TRPC Roundtable on “The Future of the Digital Ecosystem in Hong Kong”
The third event of the “Future of the Digital Ecosystem” TRPC roundtable series took place at the Grand Hyatt Hong Kong on the afternoon of the 11th of August 2017. The roundtable was organized with the support of the Hong Kong chapter of the International Institute of Communications (IIC), Internet Society (ISOC) Hong Kong, and Netflix. Participants from the government, industry, academia, and civil society were present to discuss the current state of Hong Kong’s digital ecosystem and what more needs to be done to ensure Hong Kong does not fall behind in its digital developments competitiveness.
The general consensus among participants was that although Hong Kong has traditionally been a heavyweight and a leader in digital adoption and usage, it was now at risk of falling behind other nations such as Singapore and South Korea. This gap is particularly evident in the public sector’s use of digital services. A participant pointed out that e-government services in Hong Kong were outdated and not user-friendly, and services such as booking sports facilities at public recreational centres were still paper based. It was also suggested that the regulator needed to update its definition of broadband from the current 1Mbps speed to reflect the actual broadband penetration and speeds in Hong Kong. This will help the government to better identify gaps in its digital economy development strategy and help to enable services such as online learning and e-health.
Participants mentioned that there is a lack of community awareness in Hong Kong of issues related to the Open Internet and net neutrality. Although net neutrality may not presently be an issue in Hong Kong, more could be done to raise public awareness on consumer rights and precaution against potential discriminatory action. Ultimately, end users should have the right to access legal content and services of their choice. And although Hong Kong need not rush to regulate net neutrality, the government may play a role in further facilitating discussions by conducting public consultations on net neutrality, or implement a framework for network providers to disclose their network management techniques to promote transparency.

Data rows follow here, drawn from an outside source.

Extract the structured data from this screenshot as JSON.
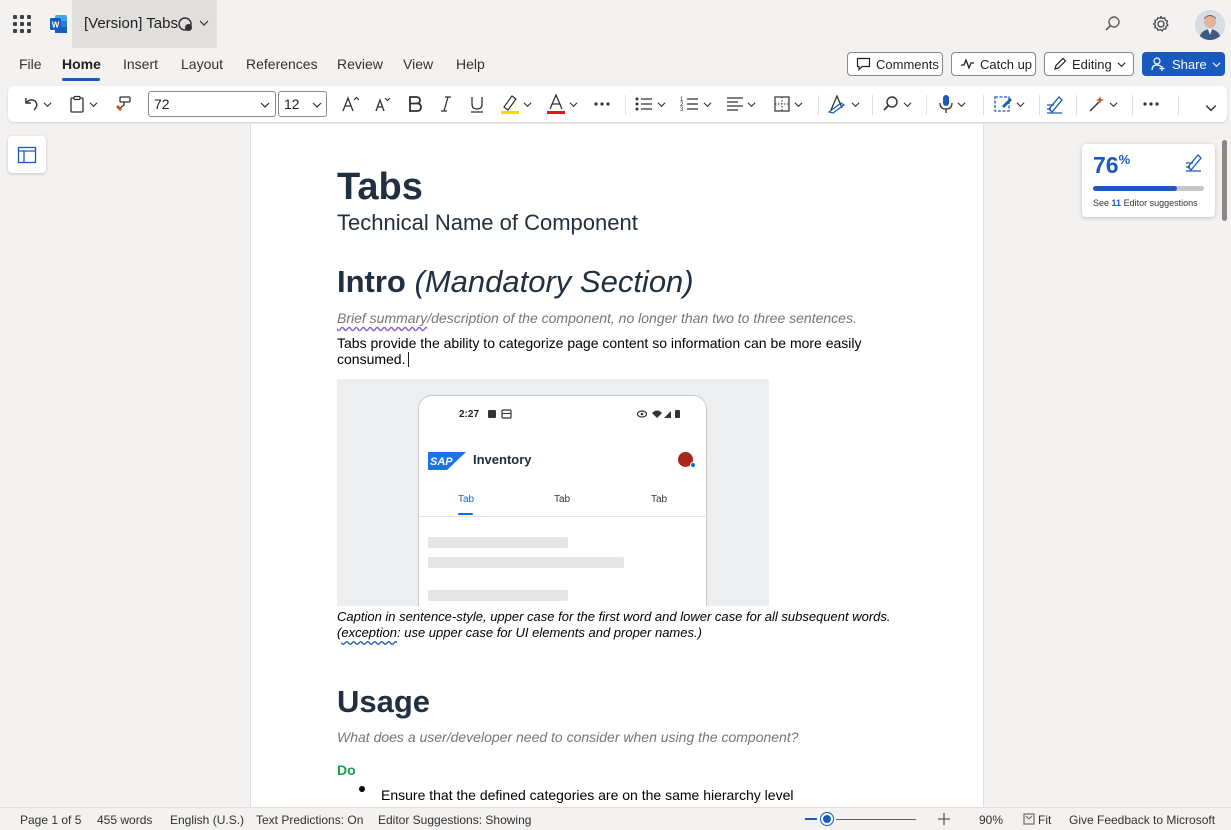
{
  "titlebar": {
    "doc_title": "[Version] Tabs",
    "icons": [
      "app-launcher-icon",
      "word-logo-icon",
      "sync-icon",
      "chevron-down-icon",
      "search-icon",
      "gear-icon",
      "avatar"
    ]
  },
  "menu": {
    "tabs": [
      "File",
      "Home",
      "Insert",
      "Layout",
      "References",
      "Review",
      "View",
      "Help"
    ],
    "active": "Home",
    "comments": "Comments",
    "catch_up": "Catch up",
    "editing": "Editing",
    "share": "Share"
  },
  "ribbon": {
    "font_name": "72",
    "font_size": "12",
    "highlight_color": "#ffd700",
    "font_color": "#e81123"
  },
  "document": {
    "title": "Tabs",
    "subtitle": "Technical Name of Component",
    "intro_heading": "Intro",
    "intro_heading_suffix": "(Mandatory Section)",
    "brief_word": "Brief summary",
    "brief_rest": "/description of the component, no longer than two to three sentences.",
    "body": "Tabs provide the ability to categorize page content so information can be more easily consumed.",
    "caption_line1": "Caption in sentence-style, upper case for the first word and lower case for all subsequent words.",
    "caption_open": "(",
    "caption_exception": "exception",
    "caption_line2": ": use upper case for UI elements and proper names.)",
    "usage_heading": "Usage",
    "usage_question": "What does a user/developer need to consider when using the component?",
    "do_label": "Do",
    "do_bullet_1": "Ensure that the defined categories are on the same hierarchy level"
  },
  "mockup": {
    "time": "2:27",
    "brand": "SAP",
    "app_title": "Inventory",
    "tabs": [
      "Tab",
      "Tab",
      "Tab"
    ],
    "selected_tab": 0
  },
  "editor_card": {
    "score": "76",
    "score_suffix": "%",
    "score_fraction": 0.76,
    "suggestions_prefix": "See",
    "suggestions_count": "11",
    "suggestions_suffix": "Editor suggestions"
  },
  "statusbar": {
    "page": "Page 1 of 5",
    "words": "455 words",
    "language": "English (U.S.)",
    "text_predictions": "Text Predictions: On",
    "editor_suggestions": "Editor Suggestions: Showing",
    "zoom": "90%",
    "fit": "Fit",
    "feedback": "Give Feedback to Microsoft"
  }
}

While Hong Kong has always been proud of the success of its competitive markets in ensuring accessible and affordable connectivity, the reality is that there still are costs associated in switching from one operator to another, while the outlying islands of Hong Kong still have fewer providers and much slower broadband speeds. In order to ensure Hong Kong does not fall further behind, the government will need to review its current IT policies, including its stance on regulating and promoting digital enablement both within the government and the industry. The government should also foster stronger partnerships with the private sector, such as for the provision of public Wi-Fi services. Participants were in general agreement that such services would be better provided by the private sector, rather than the public sector.
From an industry perspective, Hong Kong’s light-touch regulatory approach was commended for creating an environment which fostered innovation and growth. Some speakers raised that the laissez-faire approach for OTT services should be maintained while regulations for traditional broadcasting could be relaxed. For start-ups and app developers, the Open Internet, coupled with the popularity of app platforms such as the Apple iOS AppStore and Google’s Android Play Store, have been instrumental in promoting innovation and fostering the app development ecosystem. App developers today no longer need to pay telcos for prioritized access and connectivity to their apps. While issues of the Open Internet may primarily involve open access and connectivity, in the near future discussions have to be expanded to include the collection and sharing of data, especially as applications such as artificial intelligence, machine-learning, and predictive analysis take hold.
An area that was raised during the discussions related to the open access and sharing of metadata collected by large service providers. With the end-goal of enabling as much innovation as possible, a case could be made in opening up and sharing this data to enable more innovative use cases. This is an ongoing area of debate worldwide and not unique to Hong Kong, and has the potential to be highly complex and controversial. It would be advantageous for Hong Kong to begin such discussions earlier rather than later.
In conclusion, although Hong Kong is still doing fairly well in terms of digital adoption, there is still much room for improvement, especially in digital public service provision, fostering multi-stakeholder discussions, and promoting awareness on net neutrality. While these issues remain complex and ongoing, it remains imperative that these discussions are at least happening with different stakeholder groups so as to find solutions which balance both consumer and private interests.